Big time politics invades small town America in “Irresistible,” an election year satire from director Jon Stewart, now available on VOD.

Former “Daily Show” correspondent Steve Carell reteams with his old boss to play Gary Zimmer, a Washington insider and the Democratic National Committee’s top strategist. In the midst of creating a strategy to win votes in America’s Republican heartland—”We need some way to road test a more rural friendly message,” he says.—he’s directed to a YouTube video of retired Marine colonel Jack Hastings (Chris Cooper), giving an impassioned speech in defense of undocumented workers at a townhall meeting in Deerlaken, a small right-wing Wisconsin town. He’s like “John Wayne and tractor had a baby,” says Gary as he concocts a plan to entice Hastings to run for mayor of Deerlaken, giving the Dems a strong presence in a state sea of red. “Colonel Jack Hastings is our key back into the swing state of Wisconsin,” Gary says. “He just doesn’t know it yet.”

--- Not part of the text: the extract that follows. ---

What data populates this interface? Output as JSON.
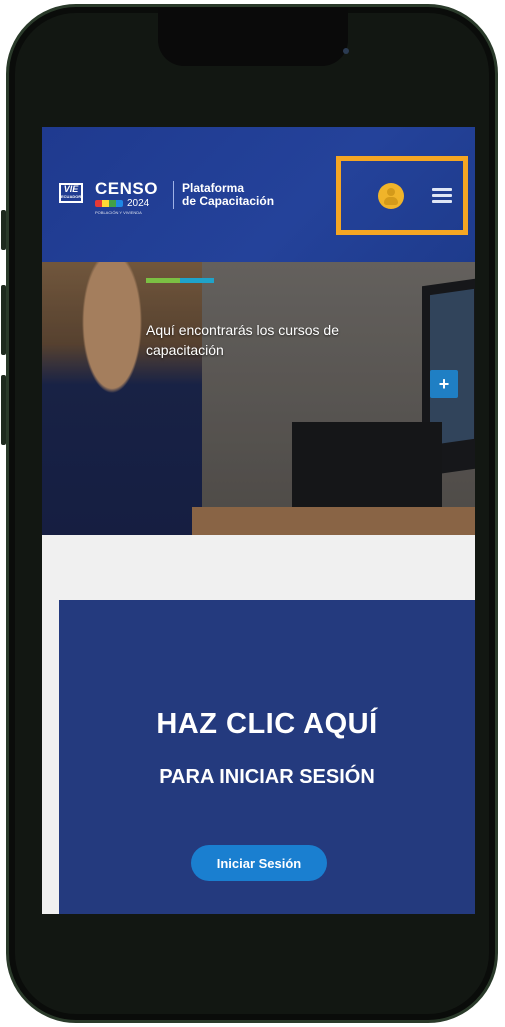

The citified Gary takes off his suit and tie, buys some dungarees and jumps on a private jet to Deerlaken to win over the colonel and his daughter (Mackenzie Davis), who is first seen with her arm inserted where the sun don’t shine, giving relief to a constipated cow. Appealing to Hastings’ sense of duty, Gary convinces the Marine to run and fires up the political machine.

Soon Deerlaken is overrun with Democratic operatives—like demographic profilers played by Topher Grace and Natasha Lyonne—but the really race heats up when the Republican National Committee sends in Faith (Rose Byrne), Gary’s nemesis and now campaign manager to Hastings’ rival. “Twenty bucks says I do better with fear than you do with shame,” she says, taunting Gary. Soon the national media takes notice and the mayoral race in Deerlaken becomes one of the most debated elections in the country.

There’s more but that would involve giving away a plot twist and spoilers. Just keep in mind that the word “resist” is tucked away in the film’s title.

“Irresistible” is equal parts heartfelt and darkly humourous. Stewart begins conventionally enough, with the fish out of water story of bigshot Gary in a town of rubes, then slowly calibrates the story to ask, “Who are the real rubes here?” It’s a damning indictment of how political situations are manipulated, how the media allows outright lies on the airwaves and how both Democrats and Republicans are culpable and clueless to the real needs of the people. It doesn’t exactly blaze new ideological ground but the as a reminder of why the political system is twisted and broken, it’s a timely tale.